Please use the Wikipedia reference style. Provide a citation for every sentence, statement, thought, or bit of data not your own, giving the author, year, AND page. For dictionary references for English-language terms, I strongly recommend you use the Oxford English Dictionary. You can reference foreign-language sources but please also provide translations into English in the reference list.

Note: Before writing your wiki article on the UBC Wiki, it may be helpful to review the tips in Wikipedia: Writing better articles.[26]

  1. 1.0 1.1 1.2 1.3 1.4 1.5 1.6 Ferguson, J. A.; Bryan, Patrick. "Jamaica". Encyclopedia Britannica.
  2. Yu, Mei (January 2017). "Extent of Night Warming and Spatially Heterogeneous Cloudiness Differentiate Temporal Trend of Greenness in Mountainous Tropics in the New Century". Scientific Reports. 7 – via Nature.
  3. Schipper, Dan (2022). [( "Jamaican Moist Forests"] Check |url= value (help).
  4. Black, Clinton. "Jamaica".
  5. 5.0 5.1 5.2 "Jamaican Iguana".
  6. "Environment".
  7. "Shallow phylogeographic structure of Puerto Rico freshwater crabs: an evolutionary explanation for low species diversity compared to Jamaica". Phylogeography and Population Genetics in Crustacea. CRC Press. 2011. pp. 345–365. ISBN Check |isbn= value: invalid character (help).
  8. Morris, Answorth. "Jamaicans Encouraged To Protect Rich Biodiversity".
  9. 9.0 9.1 9.2 Jamaica's Biodiversity Information Network. "Introduction to Jamaican Biodiversity".
  10. 10.0 10.1 digjamaica. "What's Right with Jamaica?
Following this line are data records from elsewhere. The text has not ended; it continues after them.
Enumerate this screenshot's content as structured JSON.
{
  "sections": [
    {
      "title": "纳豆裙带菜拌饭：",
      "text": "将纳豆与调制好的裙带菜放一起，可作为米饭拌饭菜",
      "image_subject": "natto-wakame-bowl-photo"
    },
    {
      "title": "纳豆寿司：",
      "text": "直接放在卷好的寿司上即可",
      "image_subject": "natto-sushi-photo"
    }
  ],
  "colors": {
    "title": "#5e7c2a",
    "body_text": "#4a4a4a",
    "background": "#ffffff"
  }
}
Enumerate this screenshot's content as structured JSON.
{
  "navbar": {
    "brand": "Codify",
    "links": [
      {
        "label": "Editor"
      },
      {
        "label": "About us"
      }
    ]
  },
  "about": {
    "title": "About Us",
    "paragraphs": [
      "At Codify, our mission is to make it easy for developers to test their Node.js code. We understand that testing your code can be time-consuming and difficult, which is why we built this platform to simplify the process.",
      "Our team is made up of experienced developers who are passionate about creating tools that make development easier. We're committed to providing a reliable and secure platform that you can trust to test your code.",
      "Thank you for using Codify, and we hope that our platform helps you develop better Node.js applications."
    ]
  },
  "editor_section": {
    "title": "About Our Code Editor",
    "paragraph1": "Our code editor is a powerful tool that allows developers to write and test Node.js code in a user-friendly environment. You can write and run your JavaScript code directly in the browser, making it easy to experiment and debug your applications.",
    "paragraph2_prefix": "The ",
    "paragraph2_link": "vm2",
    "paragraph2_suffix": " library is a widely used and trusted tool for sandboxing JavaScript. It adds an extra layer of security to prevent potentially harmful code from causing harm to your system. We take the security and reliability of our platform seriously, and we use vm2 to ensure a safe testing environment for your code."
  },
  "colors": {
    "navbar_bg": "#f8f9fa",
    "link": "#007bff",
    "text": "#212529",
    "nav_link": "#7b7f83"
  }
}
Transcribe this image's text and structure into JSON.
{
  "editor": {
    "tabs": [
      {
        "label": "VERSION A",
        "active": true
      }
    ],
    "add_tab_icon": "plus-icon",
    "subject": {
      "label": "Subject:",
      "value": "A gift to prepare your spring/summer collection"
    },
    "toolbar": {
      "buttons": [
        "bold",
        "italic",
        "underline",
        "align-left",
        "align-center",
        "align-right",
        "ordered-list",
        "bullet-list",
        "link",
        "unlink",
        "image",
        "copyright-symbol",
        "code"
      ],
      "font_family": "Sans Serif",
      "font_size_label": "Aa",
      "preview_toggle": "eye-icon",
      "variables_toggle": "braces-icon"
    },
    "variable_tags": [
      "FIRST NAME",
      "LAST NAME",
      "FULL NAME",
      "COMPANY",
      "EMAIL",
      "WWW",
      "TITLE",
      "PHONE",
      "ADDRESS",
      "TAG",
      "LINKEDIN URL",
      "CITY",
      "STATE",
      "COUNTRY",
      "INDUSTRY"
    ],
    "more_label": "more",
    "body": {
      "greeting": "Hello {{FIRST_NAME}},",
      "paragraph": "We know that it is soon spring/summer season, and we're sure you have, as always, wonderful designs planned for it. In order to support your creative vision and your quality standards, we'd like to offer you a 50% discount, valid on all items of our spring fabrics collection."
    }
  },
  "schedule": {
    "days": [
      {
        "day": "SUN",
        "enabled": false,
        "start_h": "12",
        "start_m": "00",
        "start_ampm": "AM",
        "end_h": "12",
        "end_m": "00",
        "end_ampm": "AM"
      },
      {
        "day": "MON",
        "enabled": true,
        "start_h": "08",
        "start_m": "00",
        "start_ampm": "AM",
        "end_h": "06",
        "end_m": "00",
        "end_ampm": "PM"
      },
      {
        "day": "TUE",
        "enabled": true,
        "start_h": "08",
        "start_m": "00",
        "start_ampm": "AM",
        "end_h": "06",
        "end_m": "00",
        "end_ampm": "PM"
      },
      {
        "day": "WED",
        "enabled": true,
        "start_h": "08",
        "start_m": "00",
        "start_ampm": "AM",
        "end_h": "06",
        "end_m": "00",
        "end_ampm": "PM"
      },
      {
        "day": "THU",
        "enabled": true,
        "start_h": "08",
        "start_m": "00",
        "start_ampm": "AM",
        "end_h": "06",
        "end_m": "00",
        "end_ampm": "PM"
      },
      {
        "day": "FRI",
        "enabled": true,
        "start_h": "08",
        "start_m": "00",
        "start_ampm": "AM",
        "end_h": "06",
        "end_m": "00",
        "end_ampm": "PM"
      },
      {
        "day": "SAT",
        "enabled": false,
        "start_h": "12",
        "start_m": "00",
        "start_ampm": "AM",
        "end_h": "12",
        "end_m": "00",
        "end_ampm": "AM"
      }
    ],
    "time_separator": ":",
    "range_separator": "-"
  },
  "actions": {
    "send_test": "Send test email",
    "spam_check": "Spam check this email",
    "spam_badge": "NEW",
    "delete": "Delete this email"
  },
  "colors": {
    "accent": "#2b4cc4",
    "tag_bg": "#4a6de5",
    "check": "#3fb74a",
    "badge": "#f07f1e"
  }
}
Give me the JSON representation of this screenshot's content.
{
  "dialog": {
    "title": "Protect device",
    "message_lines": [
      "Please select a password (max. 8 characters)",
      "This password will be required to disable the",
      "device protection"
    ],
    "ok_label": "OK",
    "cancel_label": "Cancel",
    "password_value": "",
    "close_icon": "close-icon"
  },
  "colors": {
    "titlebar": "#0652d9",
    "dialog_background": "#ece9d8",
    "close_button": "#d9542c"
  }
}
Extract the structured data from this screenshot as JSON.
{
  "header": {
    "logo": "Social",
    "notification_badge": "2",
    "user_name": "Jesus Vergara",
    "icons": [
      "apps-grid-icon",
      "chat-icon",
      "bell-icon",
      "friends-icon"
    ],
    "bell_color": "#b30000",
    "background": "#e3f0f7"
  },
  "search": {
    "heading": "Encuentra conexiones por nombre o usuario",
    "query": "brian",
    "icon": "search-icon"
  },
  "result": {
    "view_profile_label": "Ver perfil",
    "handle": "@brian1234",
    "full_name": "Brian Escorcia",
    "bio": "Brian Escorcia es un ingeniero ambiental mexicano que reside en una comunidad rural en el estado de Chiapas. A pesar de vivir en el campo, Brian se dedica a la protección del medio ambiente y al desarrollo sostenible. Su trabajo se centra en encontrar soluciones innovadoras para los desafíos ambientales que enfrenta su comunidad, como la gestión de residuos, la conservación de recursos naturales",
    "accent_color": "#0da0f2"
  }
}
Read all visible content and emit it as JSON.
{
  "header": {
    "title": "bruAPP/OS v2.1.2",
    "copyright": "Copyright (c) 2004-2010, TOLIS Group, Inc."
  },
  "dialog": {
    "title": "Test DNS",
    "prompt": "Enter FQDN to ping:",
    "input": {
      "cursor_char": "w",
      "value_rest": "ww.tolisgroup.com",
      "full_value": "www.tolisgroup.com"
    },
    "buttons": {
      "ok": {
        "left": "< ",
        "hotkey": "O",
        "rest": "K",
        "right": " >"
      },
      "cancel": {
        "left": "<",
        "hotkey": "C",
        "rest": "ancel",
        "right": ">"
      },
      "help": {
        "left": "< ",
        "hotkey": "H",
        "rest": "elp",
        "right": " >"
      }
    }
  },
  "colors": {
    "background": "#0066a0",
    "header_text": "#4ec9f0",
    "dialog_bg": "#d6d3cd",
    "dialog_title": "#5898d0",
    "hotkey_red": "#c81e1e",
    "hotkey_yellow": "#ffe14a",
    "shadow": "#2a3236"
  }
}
Amazing Biodiversity".
  11. 11.0 11.1 11.2 Buskirk, Ruth (1985). "Zoogeographic patterns and tectonic history of Jamaica and the northern Caribbean". Journal of Biogeography – via JSTOR.
  12. 12.0 12.1 12.2 12.3 12.4 Elliott, Sarah (2022). "The Legacy of 1300 Years of Land Use in Jamaica". The Journal of Island and Coastal Archaeology: 1–33.
  13. 13.0 13.1 Evelyn, O.B. (2003). "Forest cover and deforestation in Jamaica: an analysis of forest cover estimates over time". International Forestry Review. 5: 354–363 – via JSTOR.
  14. "A Changing Climate: The Youth Response in Jamaica".
  15. "Environmental Impacts" (PDF).
  16. 16.0 16.1 Coke, Lloyd; et al. (1987). "Environmental Impacts of Bauxite Mining and Processing in Jamaica". Social and Economic Studies – via JSTOR. Explicit use of et al. in: |last= (help)
  17. 17.0 17.1 17.2 17.3 17.4 17.5 Newell, Dionne (2015). "Fifth National Report for Jamaica" (PDF). National Environment and Planning Agency.
  18. 18.0 18.1 18.2 NEPA and Government of Jamaica. "The Ecology and Conservation of Sea Turtles in Jamaica" (PDF).
  19. NEPA & Government of Jamaica. "Sea Turtles, Jamaica Beach Guide".
  20. 20.0 20.1 20.2 20.3 20.4 20.5 20.6 Jamaica Conservation Partners. "Jamaica Conservation and Development Trust (JCDT)".
  21. bin Zayed, Mohamed. "Jamaican Iguana (Cyclura collei)".
  22. 22.0 22.1 22.2 Pasachnik, Stesha (July 25, 2018). "Brighter future for Jamaican Iguanas".
  23. 23.0 23.1 23.2 23.3 23.4 "Jamaican Rock Iguana". International Iguana Foundation.
  24. "Cyclura collei". Iguana Specialist Group.
  25. 25.0 25.1 25.2 25.3 "Jamaica Environment Trust". Jamaica Conservation Partners.
  26. (2018). Writing better articles. [online] Available at: [Accessed 18 Jan. 2018].

Seekiefer (Pinus halepensis) 9months-fromtop.jpg
This Tropical Ecology Resource was created by Course:GEOS303.